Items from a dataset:
====================

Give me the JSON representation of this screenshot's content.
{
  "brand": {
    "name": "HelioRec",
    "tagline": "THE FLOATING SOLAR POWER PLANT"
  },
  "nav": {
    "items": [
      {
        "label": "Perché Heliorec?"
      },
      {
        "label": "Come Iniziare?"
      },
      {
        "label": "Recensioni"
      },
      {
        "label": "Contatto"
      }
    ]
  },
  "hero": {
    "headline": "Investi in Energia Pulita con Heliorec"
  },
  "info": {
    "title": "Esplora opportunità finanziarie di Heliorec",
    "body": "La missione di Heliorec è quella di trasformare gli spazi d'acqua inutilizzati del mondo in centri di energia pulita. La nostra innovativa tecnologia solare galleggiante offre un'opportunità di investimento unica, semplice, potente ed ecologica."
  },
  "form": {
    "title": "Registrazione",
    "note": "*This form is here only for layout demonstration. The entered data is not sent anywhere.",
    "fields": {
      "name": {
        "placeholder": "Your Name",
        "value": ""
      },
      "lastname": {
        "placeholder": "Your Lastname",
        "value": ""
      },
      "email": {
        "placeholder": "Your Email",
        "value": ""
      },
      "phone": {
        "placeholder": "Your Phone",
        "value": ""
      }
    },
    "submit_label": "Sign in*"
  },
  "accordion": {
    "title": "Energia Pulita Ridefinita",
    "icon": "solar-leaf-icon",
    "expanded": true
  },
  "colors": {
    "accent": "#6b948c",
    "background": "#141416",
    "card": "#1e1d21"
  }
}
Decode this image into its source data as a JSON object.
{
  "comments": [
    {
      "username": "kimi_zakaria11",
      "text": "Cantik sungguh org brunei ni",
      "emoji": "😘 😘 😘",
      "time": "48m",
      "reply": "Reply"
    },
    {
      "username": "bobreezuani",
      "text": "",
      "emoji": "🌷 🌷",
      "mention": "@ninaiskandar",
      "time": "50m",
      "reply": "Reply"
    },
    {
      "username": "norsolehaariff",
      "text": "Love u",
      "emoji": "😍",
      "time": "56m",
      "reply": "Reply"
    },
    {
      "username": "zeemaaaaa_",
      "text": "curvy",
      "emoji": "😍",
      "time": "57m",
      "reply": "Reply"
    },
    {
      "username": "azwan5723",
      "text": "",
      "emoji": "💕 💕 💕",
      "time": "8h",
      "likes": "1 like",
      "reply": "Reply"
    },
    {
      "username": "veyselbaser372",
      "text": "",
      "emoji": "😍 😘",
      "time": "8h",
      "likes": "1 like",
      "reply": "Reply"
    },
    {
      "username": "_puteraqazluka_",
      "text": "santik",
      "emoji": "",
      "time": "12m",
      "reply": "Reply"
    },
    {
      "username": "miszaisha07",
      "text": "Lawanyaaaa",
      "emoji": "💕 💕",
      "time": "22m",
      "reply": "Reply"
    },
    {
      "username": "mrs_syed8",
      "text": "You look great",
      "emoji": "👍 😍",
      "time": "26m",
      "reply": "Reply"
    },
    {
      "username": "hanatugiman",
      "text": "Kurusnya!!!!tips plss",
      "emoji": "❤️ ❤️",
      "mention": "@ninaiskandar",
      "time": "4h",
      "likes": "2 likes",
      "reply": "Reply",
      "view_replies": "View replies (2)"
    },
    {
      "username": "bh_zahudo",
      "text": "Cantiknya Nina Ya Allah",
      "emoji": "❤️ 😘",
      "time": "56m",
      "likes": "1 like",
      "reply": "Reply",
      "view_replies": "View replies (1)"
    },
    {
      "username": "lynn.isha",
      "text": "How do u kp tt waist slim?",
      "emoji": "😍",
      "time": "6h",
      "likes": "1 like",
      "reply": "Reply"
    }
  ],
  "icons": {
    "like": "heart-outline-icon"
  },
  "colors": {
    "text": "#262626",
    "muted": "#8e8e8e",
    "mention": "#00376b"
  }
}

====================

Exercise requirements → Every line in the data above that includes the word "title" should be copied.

Output of the task →
    "title": "Esplora opportunità finanziarie di Heliorec",
    "title": "Registrazione",
    "title": "Energia Pulita Ridefinita",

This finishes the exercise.